“I may not do everything great in my life, but I’m good at this.”
*This review may contain spoilers*
Chef is a comedy drama written, directed, produced by and starring Jon Favreau (Iron man, The Jungle Book), co-starring John Leguizamo, Sofía Vergara and Scarlett Johansson. When famous Chef Casper’s creativity is held back from a controlling restaurant owner, he elects to open his own food truck and travel across Los Angeles, accompanied by his estranged son and former line chef.
I haven’t smiled this much at a movie for a long time. There is a metaphor for Favreau’s own career in Chef, after a string of successful, big-budget movies including Iron Man clearly left him craving a need to go back to basics. Chef is a combination of a passion for food and a love for cinema, which is evident from the way in which Favreau scaled down the script to focus on bringing authenticity to his kitchen. Much of this film is close up shots of the cast presenting flawless dishes or Casper explaining the intricacies and insider knowledge behind preparing the food, which could be a problem if the story wasn’t solid. Chef flutters on the edge of cliché but never quite crosses it, bringing plot beats that you have likely seen before but in Favreau’s deeply heart warming and charming style.

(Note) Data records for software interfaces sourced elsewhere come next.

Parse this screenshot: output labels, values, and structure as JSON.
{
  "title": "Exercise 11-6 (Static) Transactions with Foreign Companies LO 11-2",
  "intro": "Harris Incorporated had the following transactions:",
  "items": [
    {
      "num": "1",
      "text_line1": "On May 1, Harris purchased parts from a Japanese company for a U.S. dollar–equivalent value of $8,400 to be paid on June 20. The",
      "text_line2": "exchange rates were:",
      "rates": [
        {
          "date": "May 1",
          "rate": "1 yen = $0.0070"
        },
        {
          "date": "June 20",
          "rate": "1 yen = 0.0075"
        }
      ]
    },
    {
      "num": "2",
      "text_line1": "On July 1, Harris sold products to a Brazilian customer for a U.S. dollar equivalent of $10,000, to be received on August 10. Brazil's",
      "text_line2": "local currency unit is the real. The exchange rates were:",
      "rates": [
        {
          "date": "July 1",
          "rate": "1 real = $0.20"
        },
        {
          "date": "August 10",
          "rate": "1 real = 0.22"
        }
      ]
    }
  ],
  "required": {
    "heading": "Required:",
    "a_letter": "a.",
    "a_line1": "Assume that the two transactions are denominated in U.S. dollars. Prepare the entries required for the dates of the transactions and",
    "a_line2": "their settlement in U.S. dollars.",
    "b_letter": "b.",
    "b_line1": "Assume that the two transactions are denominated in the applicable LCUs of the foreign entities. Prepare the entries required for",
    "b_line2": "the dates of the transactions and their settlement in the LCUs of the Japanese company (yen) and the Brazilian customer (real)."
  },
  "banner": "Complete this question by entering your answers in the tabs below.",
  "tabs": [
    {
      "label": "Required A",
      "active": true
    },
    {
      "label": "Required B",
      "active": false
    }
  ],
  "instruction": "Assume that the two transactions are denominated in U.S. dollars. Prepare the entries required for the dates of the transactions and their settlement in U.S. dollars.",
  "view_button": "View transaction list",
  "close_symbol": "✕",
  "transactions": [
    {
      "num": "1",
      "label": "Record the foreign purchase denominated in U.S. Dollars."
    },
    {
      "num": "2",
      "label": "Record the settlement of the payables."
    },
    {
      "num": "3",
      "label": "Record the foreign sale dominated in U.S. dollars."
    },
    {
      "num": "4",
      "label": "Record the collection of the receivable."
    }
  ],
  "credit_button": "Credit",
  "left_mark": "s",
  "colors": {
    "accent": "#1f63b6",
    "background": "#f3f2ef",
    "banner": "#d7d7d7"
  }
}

Much of the first two acts see Casper struggling at the restaurant or deciding on what’s next after leaving his job, which stretched the film to possibly 20 minutes more than necessary as I waited for the food truck, buddy road trip adventure to kick in. However, the 1 hour 55-minute runtime flies by when even the lower emotional beats in the film are bursting with bliss and the humour runs at a steady subtlety. An upbeat, Cuban themed soundtrack greases the rails for the cheery story, aiding audiences in empathising with the excitement of being on the road and even had me unknowingly singing along in content.
Casting is where most of the $11m budget was spent, bringing a surprisingly incredible ensemble cast that sees Favreau pulling some favours from his Marvel fame. I was taken back to see such star power from a smaller scale film with Chef’s premise. Whether it was Dustin Hoffman appearing as restaurant owner Riva, or Robert Downey Jr in a cameo as the seller of Casper’s dilapidated truck, these fun name-drops inject flare periodically throughout the film. Scarlett Johansson is present in a great scene in which she appears almost aroused at the sight of Casper’s cooking, but her character feels slightly irrelevant and packed in for the fun of it, which is not necessarily a negative of the overall story but more of an observation.
Where I found the most joy from Chef was in its three lead characters, their relationships, and the sheer pleasure they pose from cooking on the road. Casper is a layered lead, with conflicting views and emotions that Favreau nails, infusing the character with his natural likability and delivering what I believe to be his best display of his acting abilities. The character is successfully presented as wanting to be a good father to his son, Percy, but his dedication to his work has slowly eroded their relationship and understanding of one another. Like many of the films plot points, this could have been a familiar arc to force drama but Chef is grounded in its approach, with a script that feels realistic and almost improvised. Anthony is great in his portrayal of Percy and his technical skills in social media helps develop the business, with much of its popularity being owed to this young child. I really appreciated the integration of Percy into the food truck storyline, as he is built as his own integral character and not just a means to develop Casper’s own arc. Where the food truck journey could have weighed heavy with the complex father/son relationship, Leguizamo (aka. Sid the Sloth!) provides light comic relief, but also an uplifting and elated friendship to our other characters. Martin’s unwavering loyalty and optimism in Chef Casper and his fun, fatherly exchanges with Percy installs the overall sense of light-hearted fun that Chef runs on and was a cheerful pleasure to watch.
Where I expected little beneath the surface of this simpler slice of Favreau’s filmography, Chef supplies just enough substance to elevate this story from good to great. Although it is nothing pioneering, Chef can be enjoyed by anyone who has ever eaten food before! A combination of well written characters, exciting cameos and subtle humour, Chef will unwittingly take you along for a joyous ride that will keep you smiling and dancing throughout. I give Chef an 8/10!
Have you seen Chef? What did you think?! Let me know in the comments below and if you liked this review, please like, share and subscribe for more content!